PhD in Computer Science

Research: Agent-based modelling and simulation of the NF-kB intracellular signalling pathway - a complex biological pathway within cells
Group: Immune Modelling branch of Non-Standard Computation research group

I originally read Biochemistry way back in 1995-1998 as I had a love of science, but I've also had a fascination with computers and IT since my days of programming as a child in Basic on an Acorn Electron and BBC Micro. Following my undergraduate studies, I therefore pursued this avenue through an MSc (conversion) in Computer Science in 2000, and subsquently joined Oracle Corporation as an IT Consultant.
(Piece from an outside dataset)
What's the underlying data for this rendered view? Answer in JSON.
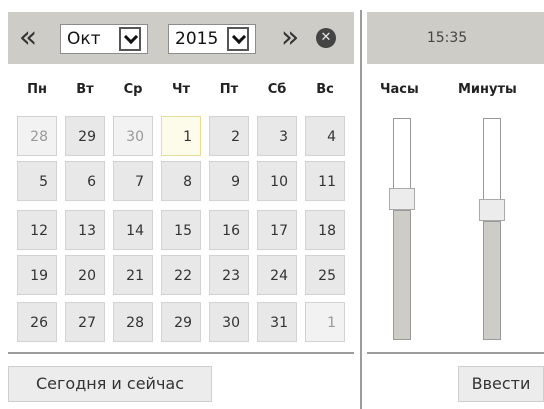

Life as a consultant treated me well - however, I continued to have a passion for research, and also felt an attraction towards PhD research. I therefore returned to education in 2009 for an MRes in Computational Biology at York, so that I could merge my backgrounds in Biochemistry and Computer Science, and also get back into the swing of full time study again.

Following my MRes, I was fortunate to receive funding to continue my research as a PhD, and I am now a member of the Immune Modelling Group led by Professor Jon Timmis, which is part of the Non-Standard Computation research group in Computer Science.

Why did you choose to study in Computer Science at York?

My MRes in Computational Biology, although based in the Department of Biology, had strong links with the Departments of Computer Science, Chemistry and Mathematics. Due to my background in IT, I felt a draw towards the Department of Computer Science, and was able to secure supervision on my two research projects by Professors Susan Stepney and Jon Timmis, both of Computer Science. Although my PhD is interdisciplinary, and so could arguably be hosted by Biology or Computer Science, because I felt "at home" within Computer Science, it seemed sensible to stay!

What has been your main highlight so far?

This was presenting at my first conference - 10th International Conference on Artificial Immune Systems - and winning the best paper award. A few months later, I was also invited to submit an extended paper for consideration in a special issue of BMC Bioinformatics. This was a great way to end the first year of my PhD.

Tell us what you think of the Department of Computer Science at York.

I feel right at home within Computer Science here at York. The facilities are outstanding, and the staff are genuinely interested in how your research, and indeed you as a researcher, are developing. I feel very lucky to have found the Department during my MRes, and to have secured a place here for my PhD.

I feel completely embedded within the research student community in the Department, who make every effort to be inclusive and involve everyone in their events. A good example is the annual York Doctoral Symposium, where students can gain experience of organising and holding a conference - I was part of the Programme Committee reviewing submissions, and also presented a paper myself.

What do you intend to do when you finish your PhD?

As a career changer, my intent is to use the PhD as a stepping stone into the world of academia. My plans are to continue acquiring research skills through a post-doctoral position for a few years, and then ultimately gain a lectureship.

Do you have any advice for anyone thinking of doing at PhD in Computer Science at York?

Do your homework! Come and have a look around at what York has to offer; ensure there is a close match between what you think you may wish to research and what the research interests are of Departmental staff; meet the relevant staff members for an informal chat of their work and your interests; and take the plunge!